Some Bahamians who are privileged enough have money stored away for certain things and emergency purposes mainly after hurricane Dorian many had to have their front rooms set on the lawn drying , many had to flee to the USA to restock on their house supplies food , furniture etc. in  order to get back on their feet. In some unfortunate cases many don’t really have that type of amenity to be able to go abroad and purchase new things for their now destroyed place of domicile. They have to make do with what they have and stand on the lengthy lines in the sun for some toiletries, food, water and any little miscellaneous  items they can get to make things as calm as possible.

Minority Communities, Devastated by Dorian Fri, 13 Dec 2019 01:25:57 +0000 Minority can be defined as, culturally, ethnically, or racially distinct group that coexists with but is subordinate to a more dominant group. In Grand Bahama Haitians are the largest minority group and have a great disadvantage to higher and middle class Bahamians in Grand Bahama. They face so much challenges in The Bahamas such as discrimination, low economic opportunities and the stigma that comes with being a Haitian in this country. When Bahamians travel or migrate to other countries to live a better life, they hate being face with discriminators so why do they do it to the Haitians who are just trying to do the same. The poverty line is at $4,247 of yearly family income. This already places about 13 precent of Bahamains “poor” . Haitians have the highest rate of poverty being at 37.9 percent even though they only represent 7.4 precent of the Bahamas population. These people most likely live in flood zones where surges can happen easy in their area.

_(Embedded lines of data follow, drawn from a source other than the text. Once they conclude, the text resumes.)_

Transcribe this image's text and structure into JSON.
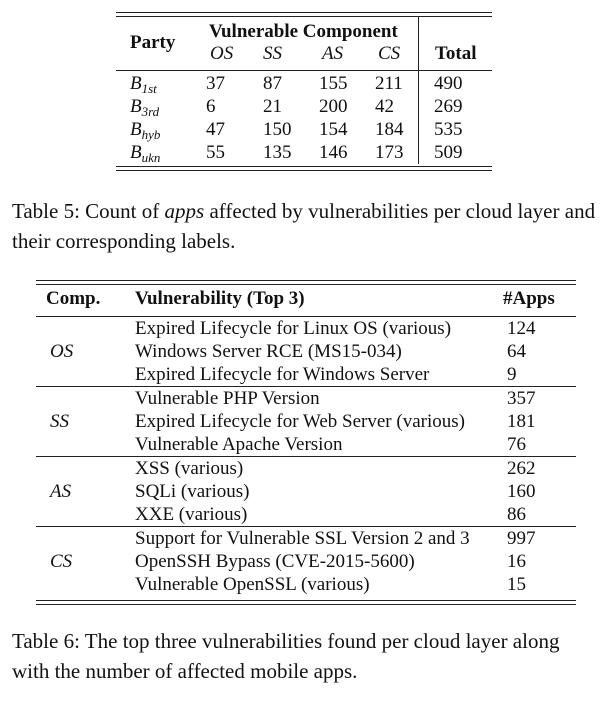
{
  "table5": {
    "header": {
      "party": "Party",
      "group": "Vulnerable Component",
      "cols": [
        "OS",
        "SS",
        "AS",
        "CS"
      ],
      "total": "Total"
    },
    "rows": [
      {
        "party_base": "B",
        "party_sub": "1st",
        "values": [
          "37",
          "87",
          "155",
          "211"
        ],
        "total": "490"
      },
      {
        "party_base": "B",
        "party_sub": "3rd",
        "values": [
          "6",
          "21",
          "200",
          "42"
        ],
        "total": "269"
      },
      {
        "party_base": "B",
        "party_sub": "hyb",
        "values": [
          "47",
          "150",
          "154",
          "184"
        ],
        "total": "535"
      },
      {
        "party_base": "B",
        "party_sub": "ukn",
        "values": [
          "55",
          "135",
          "146",
          "173"
        ],
        "total": "509"
      }
    ],
    "caption": {
      "before": "Table 5: Count of ",
      "emph": "apps",
      "after": " affected by vulnerabilities per cloud layer and their corresponding labels."
    }
  },
  "table6": {
    "header": {
      "comp": "Comp.",
      "vuln": "Vulnerability (Top 3)",
      "apps": "#Apps"
    },
    "groups": [
      {
        "comp": "OS",
        "items": [
          {
            "vuln": "Expired Lifecycle for Linux OS (various)",
            "apps": "124"
          },
          {
            "vuln": "Windows Server RCE (MS15-034)",
            "apps": "64"
          },
          {
            "vuln": "Expired Lifecycle for Windows Server",
            "apps": "9"
          }
        ]
      },
      {
        "comp": "SS",
        "items": [
          {
            "vuln": "Vulnerable PHP Version",
            "apps": "357"
          },
          {
            "vuln": "Expired Lifecycle for Web Server (various)",
            "apps": "181"
          },
          {
            "vuln": "Vulnerable Apache Version",
            "apps": "76"
          }
        ]
      },
      {
        "comp": "AS",
        "items": [
          {
            "vuln": "XSS (various)",
            "apps": "262"
          },
          {
            "vuln": "SQLi (various)",
            "apps": "160"
          },
          {
            "vuln": "XXE (various)",
            "apps": "86"
          }
        ]
      },
      {
        "comp": "CS",
        "items": [
          {
            "vuln": "Support for Vulnerable SSL Version 2 and 3",
            "apps": "997"
          },
          {
            "vuln": "OpenSSH Bypass (CVE-2015-5600)",
            "apps": "16"
          },
          {
            "vuln": "Vulnerable OpenSSL (various)",
            "apps": "15"
          }
        ]
      }
    ],
    "caption": "Table 6: The top three vulnerabilities found per cloud layer along with the number of affected mobile apps."
  }
}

Hurricanes are devastating for everyone but they hit immigrants the hardest. Their homes being destroyed making their future uncertain.When hurricane Dorian happened many Haitians lost the little they had and their documents. In 2010, after the catastrophic earthquake that struck Haiti, many Haitians who were displaced, settled in The Bahamas. Obtaining work permits is expensive and not having a passport bars them from owning land or claiming citizenship. Their children are stateless since The Bahamas doesn’t grant birthright citizenships. “Alicia Reckley, 37, a mother of five, was born in Haiti but is married to a Bahamian, and thus is exempt from deportation. But Mrs. Reckley is worried about her 11-year-old niece, who was born in the Bahamas to Haitian parents and has neither Haitian nor Bahamian documents. The child’s mother was deported last year.” (Knowles, 2019.) This is an example of how The Bahamas doesn’t grant birthright citizenships. Reckley and her family reside in the shantytowns, Abaco.

Haitians recovering their belongings from their destroyed homes in Abaco, Bahamas, in September.
Credit, Ramon Espinosa/Associated Press.

Brianna Sacks a BuzzFeed news reporter conducted an interview with a forty-one-year-old mother named, Gina. Brianna Sacks communicated with Gina through a translator who speaks Creole. Gina plays a voice note from her boyfriend, leaving a sad but loving message to the kids and her. Her boyfriend, Avner was arrested by immigration officers after his lunch break near Treasure Cay, a gated community on Great Abaco Island. Avner was helping rebuilding houses in Abaco. Gina talks about being stressed after hurricane Dorian, they had lost their home, money and stable jobs. She thanks God for protecting her and her family during the storm. “Immigration officers had been conducting daily raids in Haitian neighborhoods and hurricane-recovery sites, demanding work permits and residency papers as part of the Bahamian government’s ramped-up campaign against undocumented immigrants.” ( Sacks, 2019.)

Gina burying her face in hands out of frustration.
Photo Courtesy Meridith Kohut for BuzzFeed News